DENVER – The old Olinger Moore Howard Chapel mortuary closed earlier this year. Neighbors objected when owners filed for a demolition permit.
The North Denver funeral home is the latest battleground in a war over property rights versus the desire to defend history. It’s similar to the high-profile Tom’s Diner controversy– where the owner made a deal with preservationists in order to sell his property.
“The community has a lot of history in this building,” said preservationist Kerry Baldwin.
Baldwin, who lives in the neighborhood, wants to protect the building.
“It is a great old building,” she said “It was built by a master architect.”
Baldwin and her allies say they aren’t against development, but they most certainly are against a wrecking ball. They want the structure reused instead of demolished.

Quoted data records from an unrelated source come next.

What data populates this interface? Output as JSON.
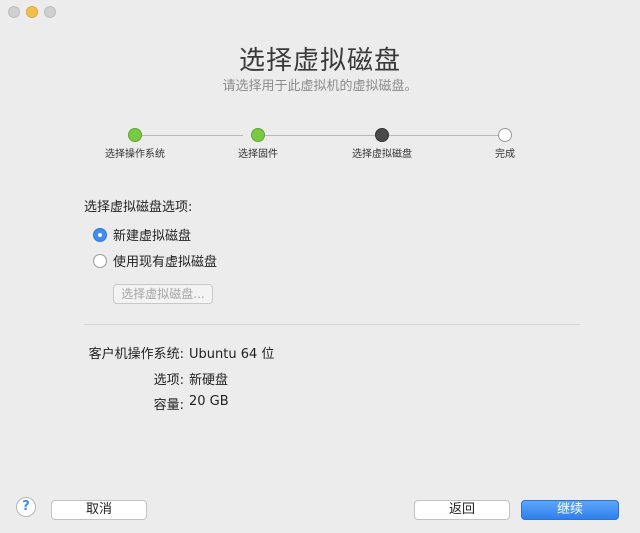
{
  "window": {
    "title": "选择虚拟磁盘",
    "subtitle": "请选择用于此虚拟机的虚拟磁盘。"
  },
  "stepper": {
    "steps": [
      {
        "label": "选择操作系统",
        "state": "done"
      },
      {
        "label": "选择固件",
        "state": "done"
      },
      {
        "label": "选择虚拟磁盘",
        "state": "current"
      },
      {
        "label": "完成",
        "state": "todo"
      }
    ]
  },
  "options": {
    "label": "选择虚拟磁盘选项:",
    "radio_new": "新建虚拟磁盘",
    "radio_existing": "使用现有虚拟磁盘",
    "choose_button": "选择虚拟磁盘..."
  },
  "summary": {
    "os_key": "客户机操作系统:",
    "os_val": "Ubuntu 64 位",
    "option_key": "选项:",
    "option_val": "新硬盘",
    "capacity_key": "容量:",
    "capacity_val": "20 GB"
  },
  "footer": {
    "help": "?",
    "cancel": "取消",
    "back": "返回",
    "continue": "继续"
  },
  "colors": {
    "accent": "#3d8df5",
    "done": "#7ac943",
    "current": "#4a4a4a"
  }
}
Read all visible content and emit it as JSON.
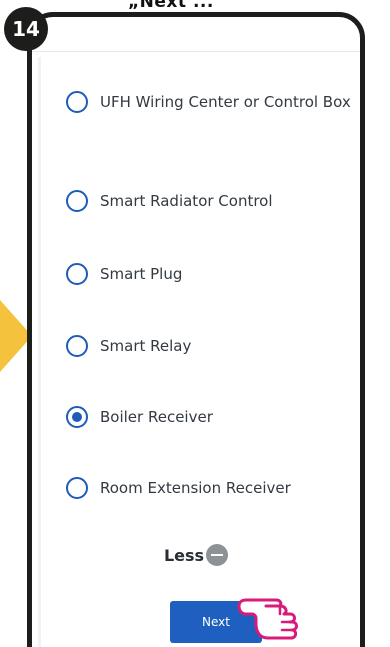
{
  "caption": {
    "text": "„Next ...",
    "step_number": "14"
  },
  "options": [
    {
      "label": "UFH Wiring Center or Control Box",
      "selected": false
    },
    {
      "label": "Smart Radiator Control",
      "selected": false
    },
    {
      "label": "Smart Plug",
      "selected": false
    },
    {
      "label": "Smart Relay",
      "selected": false
    },
    {
      "label": "Boiler Receiver",
      "selected": true
    },
    {
      "label": "Room Extension Receiver",
      "selected": false
    }
  ],
  "less": {
    "label": "Less"
  },
  "next_button": {
    "label": "Next"
  },
  "icons": {
    "pointer": "hand-pointer-icon",
    "arrow": "arrow-right-icon",
    "less": "minus-circle-icon"
  },
  "colors": {
    "accent": "#1f5fbf",
    "radio": "#1e5cb8",
    "badge": "#1d1d1b",
    "arrow": "#f4c23c",
    "hand_outline": "#d81b7a"
  }
}
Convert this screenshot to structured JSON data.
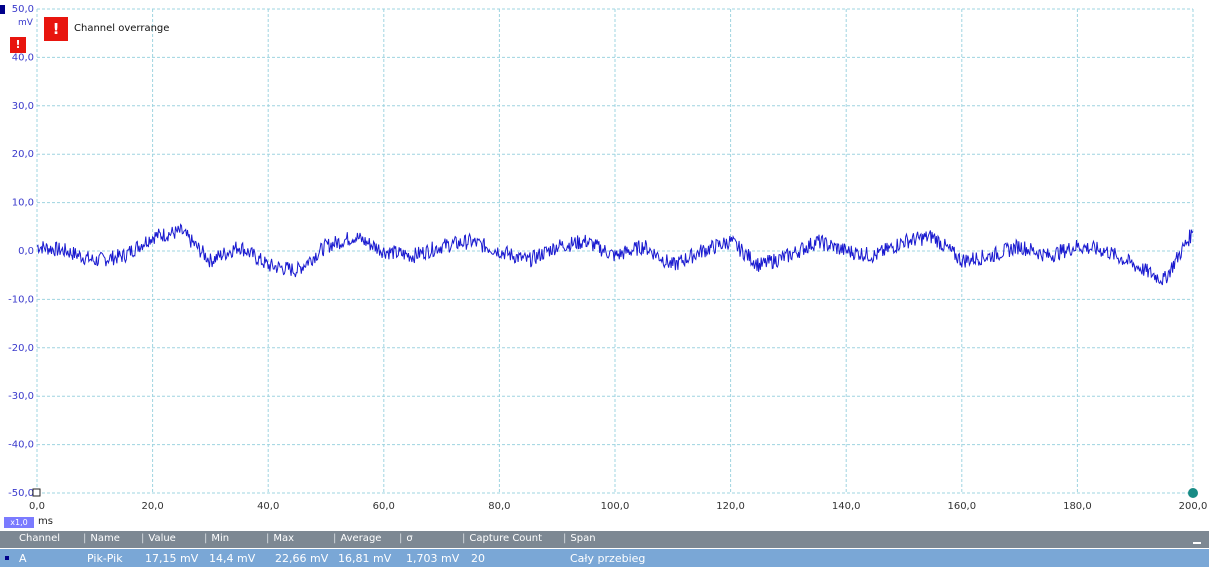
{
  "scope": {
    "y_axis": {
      "unit": "mV",
      "ticks": [
        "50,0",
        "40,0",
        "30,0",
        "20,0",
        "10,0",
        "0,0",
        "-10,0",
        "-20,0",
        "-30,0",
        "-40,0",
        "-50,0"
      ],
      "range": [
        -50,
        50
      ],
      "color": "#3a3acc"
    },
    "x_axis": {
      "unit": "ms",
      "zoom_label": "x1,0",
      "ticks": [
        "0,0",
        "20,0",
        "40,0",
        "60,0",
        "80,0",
        "100,0",
        "120,0",
        "140,0",
        "160,0",
        "180,0",
        "200,0"
      ],
      "range": [
        0,
        200
      ]
    },
    "grid": true,
    "grid_color": "#9fd4e0",
    "trace_color": "#1a1ad0",
    "overrange": {
      "message": "Channel overrange",
      "icon": "warning-icon",
      "color": "#e8150e"
    }
  },
  "chart_data": {
    "type": "line",
    "xlabel": "ms",
    "ylabel": "mV",
    "xlim": [
      0,
      200
    ],
    "ylim": [
      -50,
      50
    ],
    "grid": true,
    "x": [
      0,
      5,
      10,
      15,
      20,
      25,
      30,
      35,
      40,
      45,
      50,
      55,
      60,
      65,
      70,
      75,
      80,
      85,
      90,
      95,
      100,
      105,
      110,
      115,
      120,
      125,
      130,
      135,
      140,
      145,
      150,
      155,
      160,
      165,
      170,
      175,
      180,
      185,
      190,
      195,
      200
    ],
    "series": [
      {
        "values": [
          1,
          0,
          -2,
          -1,
          3,
          4,
          -2,
          1,
          -3,
          -4,
          1,
          3,
          0,
          -1,
          1,
          2,
          0,
          -2,
          1,
          2,
          -1,
          1,
          -3,
          0,
          2,
          -3,
          -1,
          2,
          0,
          -1,
          2,
          3,
          -2,
          -1,
          1,
          -1,
          1,
          0,
          -3,
          -6,
          4
        ]
      }
    ]
  },
  "measurements": {
    "headers": [
      "Channel",
      "Name",
      "Value",
      "Min",
      "Max",
      "Average",
      "σ",
      "Capture Count",
      "Span"
    ],
    "rows": [
      {
        "channel": "A",
        "name": "Pik-Pik",
        "value": "17,15 mV",
        "min": "14,4 mV",
        "max": "22,66 mV",
        "average": "16,81 mV",
        "sigma": "1,703 mV",
        "capture_count": "20",
        "span": "Cały przebieg"
      }
    ],
    "header_color": "#7d8893",
    "row_color": "#7aa7d6"
  }
}
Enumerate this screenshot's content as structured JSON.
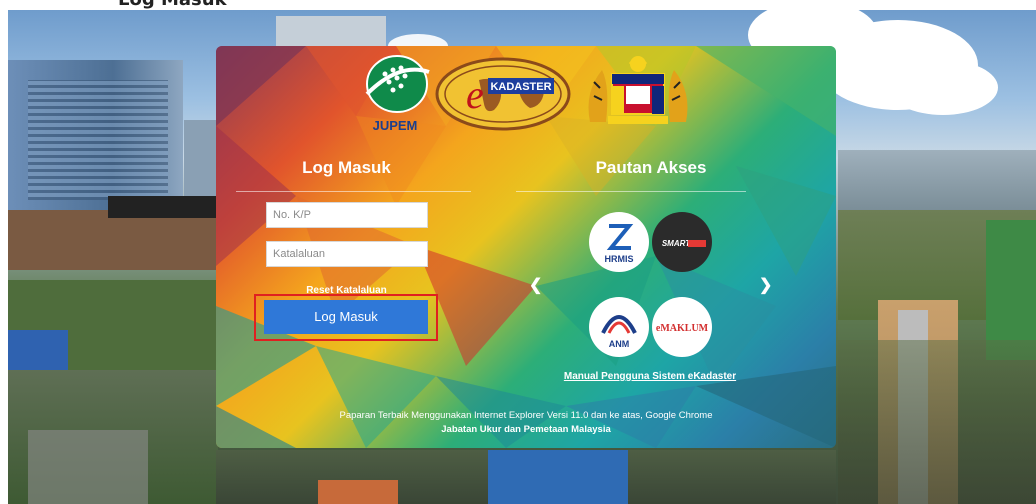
{
  "caption": "Log Masuk",
  "logos": {
    "jupem_text": "JUPEM",
    "ekadaster_text": "KADASTER"
  },
  "login": {
    "heading": "Log Masuk",
    "id_placeholder": "No. K/P",
    "password_placeholder": "Katalaluan",
    "reset_label": "Reset Katalaluan",
    "submit_label": "Log Masuk"
  },
  "access": {
    "heading": "Pautan Akses",
    "links": [
      {
        "label": "HRMIS"
      },
      {
        "label": "SMART"
      },
      {
        "label": "ANM"
      },
      {
        "label": "eMAKLUM"
      }
    ],
    "manual_label": "Manual Pengguna Sistem eKadaster"
  },
  "footer": {
    "browser_note": "Paparan Terbaik Menggunakan Internet Explorer Versi 11.0 dan ke atas, Google Chrome",
    "org_name": "Jabatan Ukur dan Pemetaan Malaysia"
  },
  "colors": {
    "login_button": "#2f78d8",
    "highlight_box": "#e02020"
  }
}
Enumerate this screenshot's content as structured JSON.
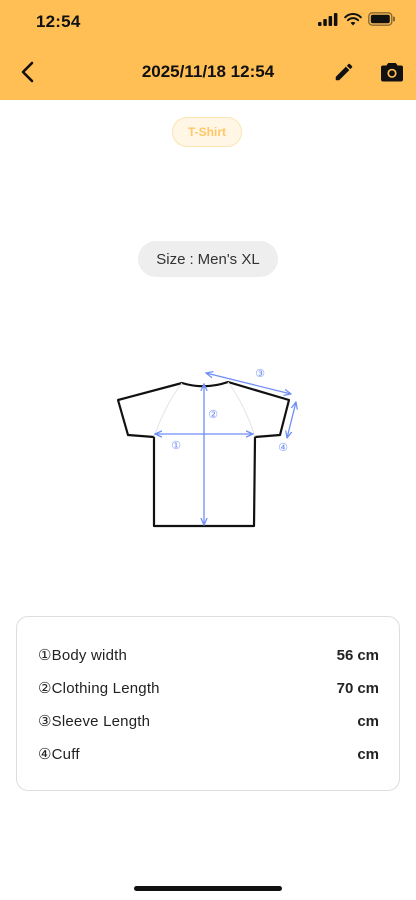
{
  "status_bar": {
    "time": "12:54",
    "icons": [
      "signal-icon",
      "wifi-icon",
      "battery-icon"
    ]
  },
  "nav": {
    "title": "2025/11/18 12:54",
    "back_icon": "chevron-left-icon",
    "edit_icon": "pencil-icon",
    "camera_icon": "camera-icon"
  },
  "category": {
    "label": "T-Shirt"
  },
  "size": {
    "label": "Size",
    "separator": ":",
    "value": "Men's XL"
  },
  "diagram": {
    "markers": [
      "①",
      "②",
      "③",
      "④"
    ],
    "accent_color": "#6f8ef5"
  },
  "measurements": [
    {
      "label": "①Body width",
      "value": "56",
      "unit": "cm"
    },
    {
      "label": "②Clothing Length",
      "value": "70",
      "unit": "cm"
    },
    {
      "label": "③Sleeve Length",
      "value": "",
      "unit": "cm"
    },
    {
      "label": "④Cuff",
      "value": "",
      "unit": "cm"
    }
  ],
  "colors": {
    "header_bg": "#ffbf55",
    "badge_text": "#ffc766",
    "chip_bg": "#eeeeee"
  }
}
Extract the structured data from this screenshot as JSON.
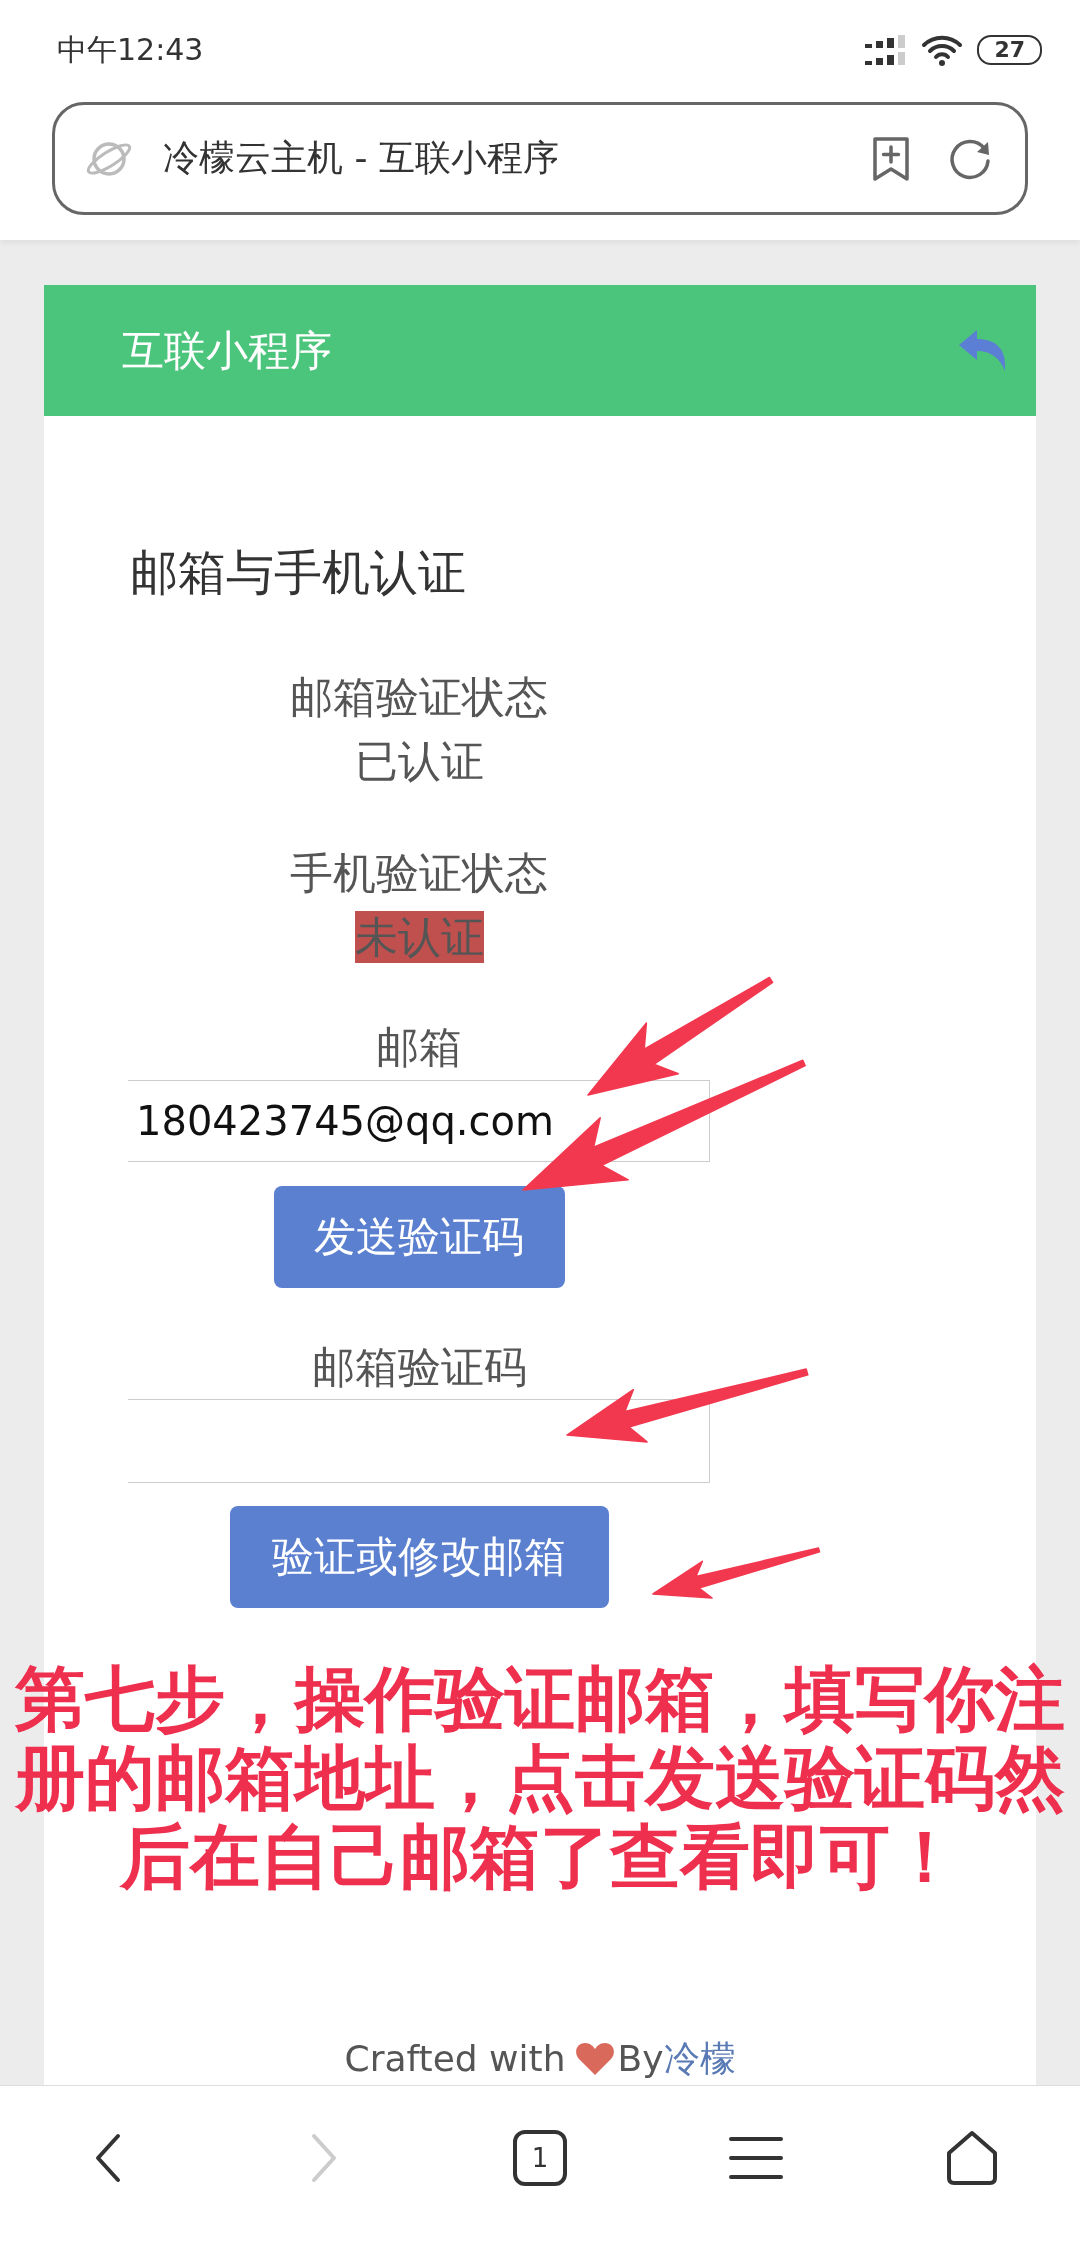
{
  "status_bar": {
    "time": "中午12:43",
    "battery": "27"
  },
  "address_bar": {
    "title": "冷檬云主机 - 互联小程序"
  },
  "header": {
    "title": "互联小程序"
  },
  "page": {
    "heading": "邮箱与手机认证",
    "statuses": [
      {
        "label": "邮箱验证状态",
        "value": "已认证",
        "verified": true
      },
      {
        "label": "手机验证状态",
        "value": "未认证",
        "verified": false
      }
    ],
    "email_field": {
      "label": "邮箱",
      "value": "180423745@qq.com"
    },
    "send_button": "发送验证码",
    "code_field": {
      "label": "邮箱验证码"
    },
    "submit_button": "验证或修改邮箱"
  },
  "annotation": {
    "text": "第七步，操作验证邮箱，填写你注册的邮箱地址，点击发送验证码然后在自己邮箱了查看即可！"
  },
  "footer": {
    "prefix": "Crafted with",
    "by": "By",
    "author": "冷檬"
  },
  "bottom_nav": [
    {
      "kind": "back",
      "disabled": false
    },
    {
      "kind": "forward",
      "disabled": true
    },
    {
      "kind": "tabs",
      "count": "1",
      "disabled": false
    },
    {
      "kind": "menu",
      "disabled": false
    },
    {
      "kind": "home",
      "disabled": false
    }
  ]
}
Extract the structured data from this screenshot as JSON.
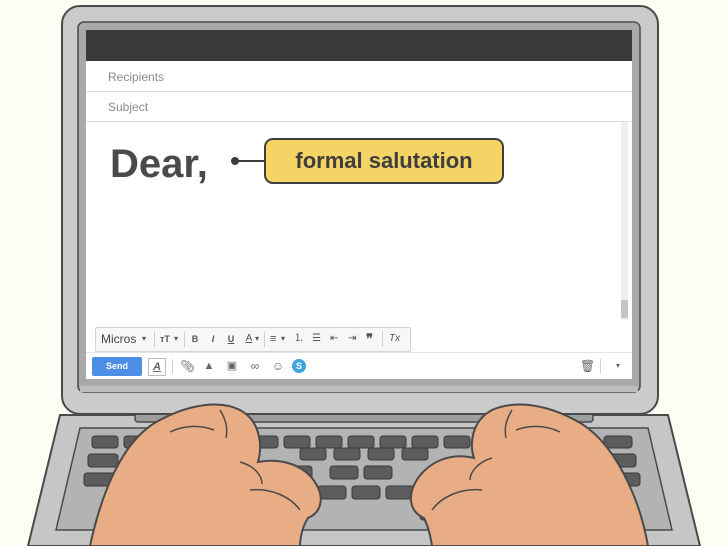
{
  "email": {
    "recipients_placeholder": "Recipients",
    "subject_placeholder": "Subject",
    "body_text": "Dear,"
  },
  "callout": {
    "label": "formal salutation"
  },
  "format_toolbar": {
    "font_select": "Micros",
    "size_icon": "text-size-icon",
    "bold": "B",
    "italic": "I",
    "underline": "U",
    "text_color": "A",
    "remove_format": "Tx"
  },
  "bottom_toolbar": {
    "send_label": "Send",
    "format_toggle": "A"
  },
  "colors": {
    "callout_bg": "#f5d466",
    "send_button": "#4d8fe6",
    "screen_topbar": "#3a3a3a",
    "laptop_frame": "#c7c7c7",
    "skin": "#e8ad84"
  }
}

The Olinger Moore Howard Chapel, at 4345 W 46th Ave., has served North Denver for nearly 60 years. it’s known for its terra-cotta tile exterior arches. It is also located on a developer’s dream corner– across from Berkeley Lake Park and just north of the Tennyson business district. It’s in an area that has experienced a boom of residential and commercial construction in recent years.
“I think it could be of many uses instead of tearing it down and building more condos,” said Laura, a longtime resident
Everyone who spoke to FOX31 along Tennyson Street on Monday said they support preservation. But there’s also a desire and understanding of a property owner’s right to have control over their own destiny.
Activists are working toward middle ground similar to the story of Tom’s Diner. In the end, Tom found a solution that will eventually allow for new development that pays homage to the Googie-style architecture of his eatery.
The company that operated the old funeral home is located in Texas. Their representatives told FOX31 they plan to share development details in the coming weeks.
Denver City Council is scheduled to vote on landmark status on November 12. It’s possible that a vote won’t be necessary if the property owner and preservationists reach a compromise prior to November 12.